We also discussed how the outside-in testing approach may not be a really good fit for Clojure. We can’t be sure it’s our own fault.
We all got back together for show-and-tell, it seemed as though the other teams had a similar issue with using tests.
There was a lot of really insightful commentary on different aspects of testing with a focus on it’s application to Clojure.
We had some arguments for and against using the REPL for exploration during the test phase. Overall, it was a really helpful dojo – even though we didn’t write too much code we managed to think about the testing.
It isn't test *driven* development, but it is repl driven development
assisted by tests (RDDABT), which feels a bit like spike and
Is it good, bad or indifferent? I don't really know yet. It does let
me implement the bits that I do understand, test the bits I find
complicated or write tests for bits where I'm unsure about what the
requirement is and I want to capture my thinking.

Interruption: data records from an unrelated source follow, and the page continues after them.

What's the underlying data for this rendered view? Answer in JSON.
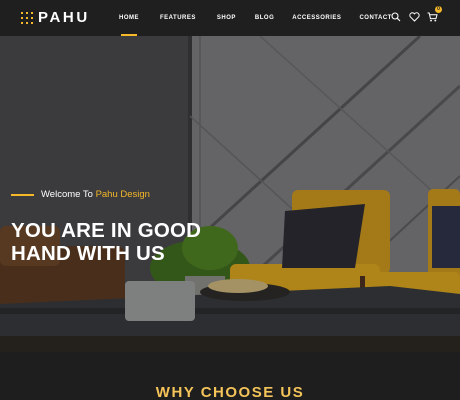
{
  "brand": {
    "name": "PAHU",
    "accent_color": "#f4b829"
  },
  "nav": [
    {
      "label": "HOME",
      "active": true
    },
    {
      "label": "FEATURES",
      "active": false
    },
    {
      "label": "SHOP",
      "active": false
    },
    {
      "label": "BLOG",
      "active": false
    },
    {
      "label": "ACCESSORIES",
      "active": false
    },
    {
      "label": "CONTACT",
      "active": false
    }
  ],
  "header_icons": [
    "search-icon",
    "heart-icon",
    "cart-icon"
  ],
  "cart": {
    "count": "0"
  },
  "hero": {
    "welcome_prefix": "Welcome To ",
    "welcome_brand": "Pahu Design",
    "title_line1": "YOU ARE IN GOOD",
    "title_line2": "HAND WITH US"
  },
  "section": {
    "title": "WHY CHOOSE US"
  }
}
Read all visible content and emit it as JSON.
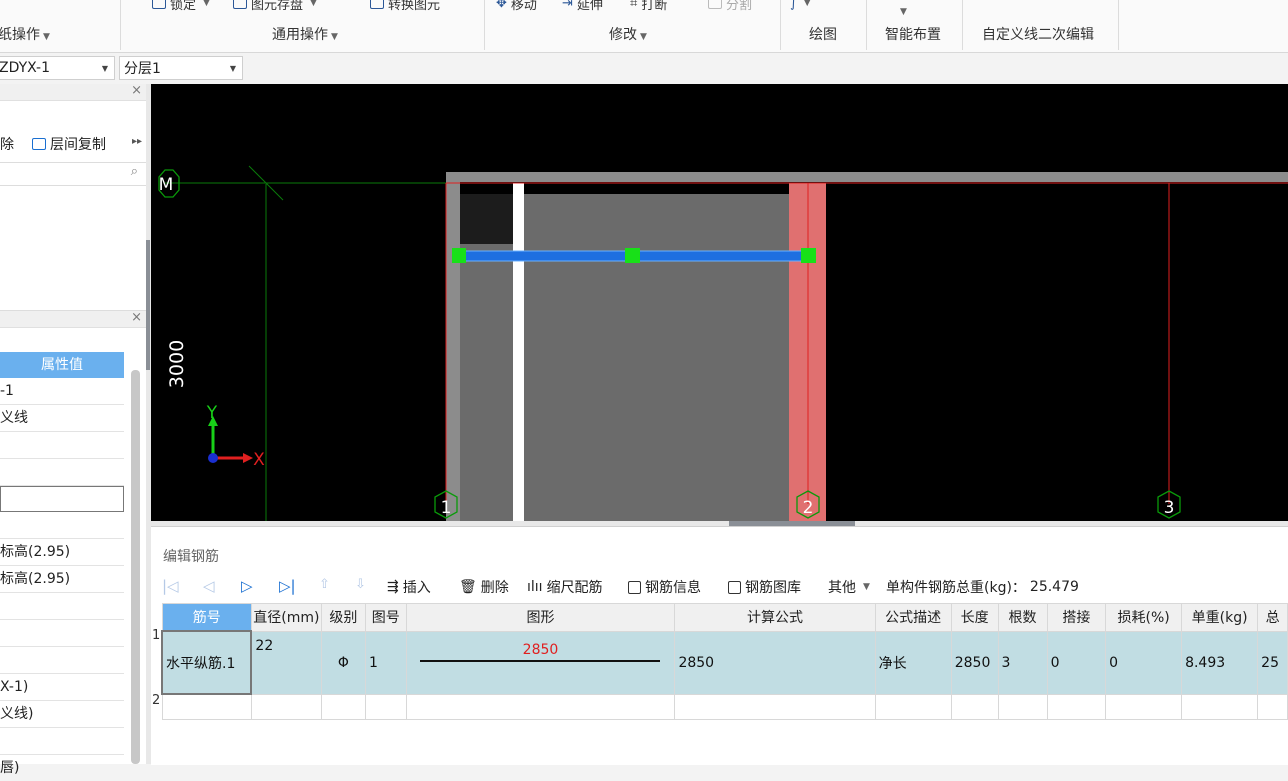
{
  "ribbon": {
    "tools_top": [
      {
        "label": "锁定",
        "icon": "lock-icon",
        "dropdown": true,
        "dim": false
      },
      {
        "label": "图元存盘",
        "icon": "save-element-icon",
        "dropdown": true,
        "dim": false
      },
      {
        "label": "转换图元",
        "icon": "convert-element-icon",
        "dropdown": false,
        "dim": false
      },
      {
        "label": "移动",
        "icon": "move-icon",
        "dropdown": false,
        "dim": false
      },
      {
        "label": "延伸",
        "icon": "extend-icon",
        "dropdown": false,
        "dim": false
      },
      {
        "label": "打断",
        "icon": "break-icon",
        "dropdown": false,
        "dim": false
      },
      {
        "label": "分割",
        "icon": "split-icon",
        "dropdown": false,
        "dim": true
      }
    ],
    "groups": [
      {
        "label": "纸操作",
        "dropdown": true
      },
      {
        "label": "通用操作",
        "dropdown": true
      },
      {
        "label": "修改",
        "dropdown": true
      },
      {
        "label": "绘图",
        "dropdown": false
      },
      {
        "label": "智能布置",
        "dropdown": false
      },
      {
        "label": "自定义线二次编辑",
        "dropdown": false
      }
    ]
  },
  "selectors": {
    "component": "ZDYX-1",
    "layer": "分层1"
  },
  "left_panel": {
    "toolbar": [
      {
        "label": "除",
        "icon": ""
      },
      {
        "label": "层间复制",
        "icon": "copy-icon"
      }
    ],
    "props_header": "属性值",
    "props_rows": [
      "-1",
      "义线",
      "",
      "",
      "",
      "标高(2.95)",
      "标高(2.95)",
      "",
      "",
      "",
      "X-1)",
      "义线)",
      "",
      "唇)"
    ]
  },
  "canvas": {
    "axes": [
      {
        "label": "M",
        "kind": "row"
      },
      {
        "label": "1",
        "kind": "col"
      },
      {
        "label": "2",
        "kind": "col"
      },
      {
        "label": "3",
        "kind": "col"
      }
    ],
    "dimension": "3000",
    "ucs": {
      "x": "X",
      "y": "Y"
    }
  },
  "editor": {
    "title": "编辑钢筋",
    "toolbar": [
      {
        "label": "插入",
        "icon": "insert-row-icon"
      },
      {
        "label": "删除",
        "icon": "delete-icon"
      },
      {
        "label": "缩尺配筋",
        "icon": "scale-rebar-icon"
      },
      {
        "label": "钢筋信息",
        "icon": "rebar-info-icon"
      },
      {
        "label": "钢筋图库",
        "icon": "rebar-library-icon"
      },
      {
        "label": "其他",
        "icon": ""
      }
    ],
    "total_weight_label": "单构件钢筋总重(kg)：",
    "total_weight": "25.479",
    "columns": [
      "筋号",
      "直径(mm)",
      "级别",
      "图号",
      "图形",
      "计算公式",
      "公式描述",
      "长度",
      "根数",
      "搭接",
      "损耗(%)",
      "单重(kg)",
      "总"
    ],
    "rows": [
      {
        "num": "1",
        "cells": [
          "水平纵筋.1",
          "22",
          "Φ",
          "1",
          "2850",
          "2850",
          "净长",
          "2850",
          "3",
          "0",
          "0",
          "8.493",
          "25"
        ]
      },
      {
        "num": "2",
        "cells": [
          "",
          "",
          "",
          "",
          "",
          "",
          "",
          "",
          "",
          "",
          "",
          "",
          ""
        ]
      }
    ]
  }
}
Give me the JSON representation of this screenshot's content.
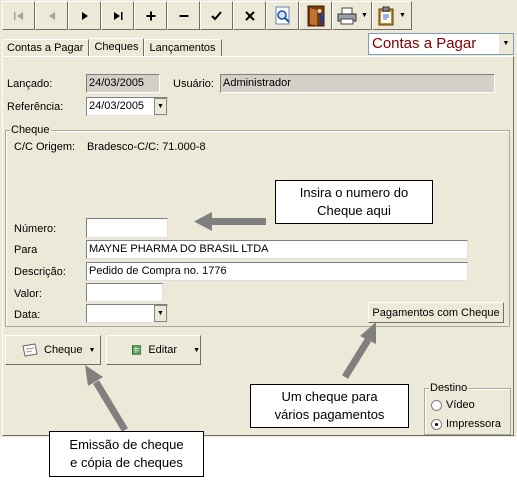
{
  "toolbar": {
    "buttons": [
      {
        "icon": "first-record-icon",
        "glyph": "|◂",
        "enabled": false
      },
      {
        "icon": "prev-record-icon",
        "glyph": "◂",
        "enabled": false
      },
      {
        "icon": "next-record-icon",
        "glyph": "▸",
        "enabled": true
      },
      {
        "icon": "last-record-icon",
        "glyph": "▸|",
        "enabled": true
      },
      {
        "icon": "add-icon",
        "glyph": "+",
        "enabled": true
      },
      {
        "icon": "remove-icon",
        "glyph": "−",
        "enabled": true
      },
      {
        "icon": "confirm-icon",
        "glyph": "✔",
        "enabled": true
      },
      {
        "icon": "cancel-icon",
        "glyph": "✕",
        "enabled": true
      },
      {
        "icon": "search-icon",
        "enabled": true
      },
      {
        "icon": "exit-door-icon",
        "enabled": true
      },
      {
        "icon": "printer-icon",
        "enabled": true
      },
      {
        "icon": "clipboard-icon",
        "enabled": true
      }
    ]
  },
  "tabs": [
    "Contas a Pagar",
    "Cheques",
    "Lançamentos"
  ],
  "active_tab": 1,
  "mode_select": {
    "value": "Contas a Pagar"
  },
  "header": {
    "lancado_label": "Lançado:",
    "lancado_value": "24/03/2005",
    "usuario_label": "Usuário:",
    "usuario_value": "Administrador",
    "referencia_label": "Referência:",
    "referencia_value": "24/03/2005"
  },
  "cheque": {
    "group_title": "Cheque",
    "cc_origem_label": "C/C Origem:",
    "cc_origem_value": "Bradesco-C/C: 71.000-8",
    "numero_label": "Número:",
    "numero_value": "",
    "para_label": "Para",
    "para_value": "MAYNE PHARMA DO BRASIL LTDA",
    "descricao_label": "Descrição:",
    "descricao_value": "Pedido de Compra no. 1776",
    "valor_label": "Valor:",
    "valor_value": "",
    "data_label": "Data:",
    "data_value": "",
    "pagamentos_button": "Pagamentos com Cheque"
  },
  "actions": {
    "cheque_button": "Cheque",
    "editar_button": "Editar"
  },
  "destino": {
    "title": "Destino",
    "options": [
      "Vídeo",
      "Impressora"
    ],
    "selected": "Impressora"
  },
  "callouts": {
    "numero_hint": [
      "Insira o numero do",
      "Cheque aqui"
    ],
    "pagamentos_hint": [
      "Um cheque para",
      "vários pagamentos"
    ],
    "emissao_hint": [
      "Emissão de cheque",
      "e cópia de cheques"
    ]
  },
  "colors": {
    "window_bg": "#ece9d8",
    "mode_text": "#800000",
    "arrow": "#808080"
  }
}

Robert suggested that the reason I'm pursuing this is that I'm
thinking through the requirements as I'm writing the code as I don't
have a customer or product owner to tell me what things should be
doing. I think there may be some truth to this.
However, I have often found that domain experts often aren't as expert
as they sometimes appear and occasionally give answers because you've
asked them a question, rather than because it is right (if that makes
sense). Having an expert say "I don't know" is more than some are
willing to admit. Because of this I've found that when I can it is
handy to do something very quick around a corner case and then present
examples for verification, but this could be because I've mostly done
ETL and it is already a pretty remote thing for most business experts
to think about.
custard and might have nothing to do with outside in testing. I did
love the way you were always trying to reduce redundancy in the tests
and still ask myself WWSFD when testing. :-D
To me, it's similar but with a different emphasis.
To me, Top-Down implies going progressively from domain to hardware, whereas Outside-In takes you to wherever you need to go to implement the next slice of functionality.
Capt Picard? He seems to have done pretty well. When I don't think about what you might do, Steve I always ask my self WWCPD.
I think it heavily depends on your language and your tools. In
Smalltalk it's _usual_ to spend a large amount of your time in the
debugger with unit tests. It's a highly productive way to develop, in
Smalltalk at least: a good debugger that can roll back and forth on
the stack arbitrarily, fix-and-continue debugging and a dynamic
environment/language means that you can literally write your test
case, watch it fail, and implement the missing functionality entirely
in the debugger.